The only intrigue in the game is that you can take up the cause of a pretender to the throne of one of the five factions in the game and command the armies of the rebellion to depose the old leader and instate your man on the throne. This is more or less the only option for players wishing to start their own faction. If you try to break away on your own, you just get attacked by everyone until you lose all of your holdings and become an outcast.
Almost all of the locations in the game are made from the same generic cloth. Taverns, weapon dealers, the halls of lords, dungeons, and trader's barns vary only in architecture between the factions. The dialogue, characters present, and even the things which can be accomplished there are all the same regardless of the particular faction. Towns are filled with aimless NPCs walking in all directions in a strange approximation of “daily life.”

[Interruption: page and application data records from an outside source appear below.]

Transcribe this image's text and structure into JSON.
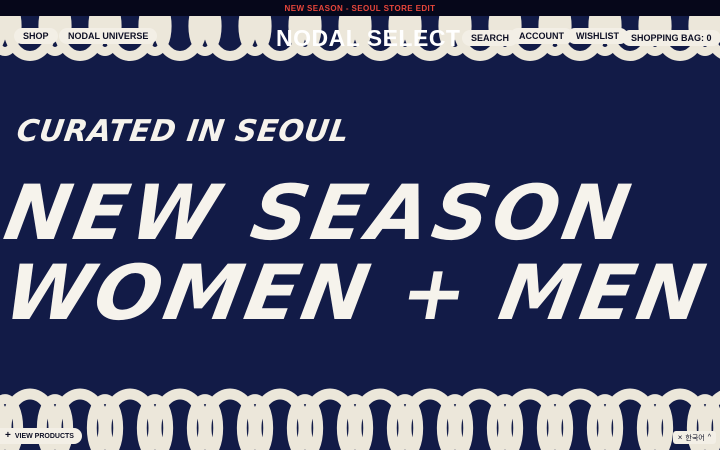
{
  "announcement": {
    "text": "NEW SEASON - SEOUL STORE EDIT"
  },
  "header": {
    "left_nav": [
      {
        "label": "SHOP"
      },
      {
        "label": "NODAL UNIVERSE"
      }
    ],
    "logo": "NODAL SELECT",
    "right_nav": [
      {
        "label": "SEARCH"
      },
      {
        "label": "ACCOUNT"
      },
      {
        "label": "WISHLIST"
      },
      {
        "label": "SHOPPING BAG: 0"
      }
    ]
  },
  "hero": {
    "kicker": "CURATED IN SEOUL",
    "headline_line1": "NEW SEASON",
    "headline_line2": "WOMEN + MEN"
  },
  "footer": {
    "view_products": {
      "icon": "plus-icon",
      "label": "VIEW PRODUCTS"
    },
    "language": {
      "close_icon": "close-icon",
      "label": "한국어",
      "chevron_icon": "chevron-up-icon"
    }
  },
  "colors": {
    "background": "#121b47",
    "chain": "#ece7da",
    "announcement_bg": "#06071a",
    "announcement_text": "#e8463b",
    "pill_bg": "#f3efe6"
  }
}
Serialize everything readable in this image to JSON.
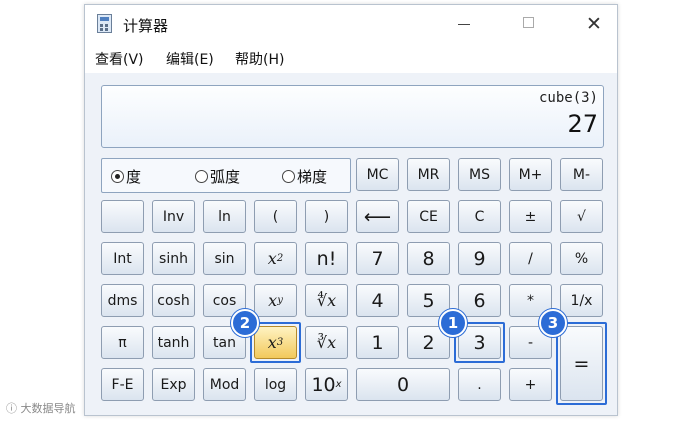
{
  "window": {
    "title": "计算器",
    "minimize": "",
    "maximize": "",
    "close": "✕"
  },
  "menu": [
    "查看(V)",
    "编辑(E)",
    "帮助(H)"
  ],
  "display": {
    "expression": "cube(3)",
    "value": "27"
  },
  "angle_mode": {
    "options": [
      "度",
      "弧度",
      "梯度"
    ],
    "selected": "度"
  },
  "buttons": {
    "mc": "MC",
    "mr": "MR",
    "ms": "MS",
    "mplus": "M+",
    "mminus": "M-",
    "inv": "Inv",
    "ln": "ln",
    "lparen": "(",
    "rparen": ")",
    "backspace": "⟵",
    "ce": "CE",
    "c": "C",
    "plusminus": "±",
    "sqrt": "√",
    "int": "Int",
    "sinh": "sinh",
    "sin": "sin",
    "x_sq_base": "x",
    "x_sq_exp": "2",
    "fact": "n!",
    "n7": "7",
    "n8": "8",
    "n9": "9",
    "div": "/",
    "percent": "%",
    "dms": "dms",
    "cosh": "cosh",
    "cos": "cos",
    "x_pow_base": "x",
    "x_pow_exp": "y",
    "yroot": "∜x",
    "n4": "4",
    "n5": "5",
    "n6": "6",
    "mul": "*",
    "recip": "1/x",
    "pi": "π",
    "tanh": "tanh",
    "tan": "tan",
    "x_cube_base": "x",
    "x_cube_exp": "3",
    "cuberoot": "∛x",
    "n1": "1",
    "n2": "2",
    "n3": "3",
    "sub": "-",
    "equals": "=",
    "fe": "F-E",
    "exp": "Exp",
    "mod": "Mod",
    "log": "log",
    "ten_base": "10",
    "ten_exp": "x",
    "n0": "0",
    "dot": ".",
    "add": "+"
  },
  "callouts": [
    "1",
    "2",
    "3"
  ],
  "corner_mark": "ⓘ 大数据导航"
}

The problem with this part of the game isn’t the things that are already there; it’s the things that are missing. It’s a tall order to ask two people to produce a game as complex and involved as Mount & Blade aspires to be in one lifetime, but the point at which they’ve arbitrarily chosen to chop off development and call it “done” leaves many of these grand designs little more than scaffolding and piles of bricks.
This isn’t as important as the other parts of the game we’ve already discussed, but the graphics, animations and sound in Mount & Blade are frozen firmly in 2005. Things used to be a lot worse, but 1.0 reworks a bunch of interface screens and adds new, more convincing animations that make battles less awkward to watch. Still, don’t pick up the game expecting modern graphics, or even anything close to it.
The really frustrating thing about Mount & Blade is that it is doing things no other games have ever even attempted. I can't think of another game with the robust, incredibly smooth and fun combat system like this one, and I can't think of another game that even endeavors to be as complete a simulation of medieval life as this one. I'll be playing Mount & Blade for a long time after this release, just as I've played it a long time before it, because despite all of it's flaws it's still highly addictive and loads of fun in the right areas.
However, half-done, with poor graphics and large parts of its comprehensive simulation in tatters or just not there, Mount & Blade isn’t worth the $40 TaleWorlds is charging. If you already bought the game when it was in beta – I bought it for $18, for instance – then you’re entitled to version 1.0 for free in thanks for your support of the game. If that’s the case, then this game has already pulled you in and it’s definitely worth what you paid for it. Enjoy it.
For the rest of you, it’s a serious balancing act. The promise of modders stepping in and working their magic on this game has already partially been realized: even before the game was finished they were making amazing things. That may help justify paying full price for a game that got pulled out of the oven about a year too early.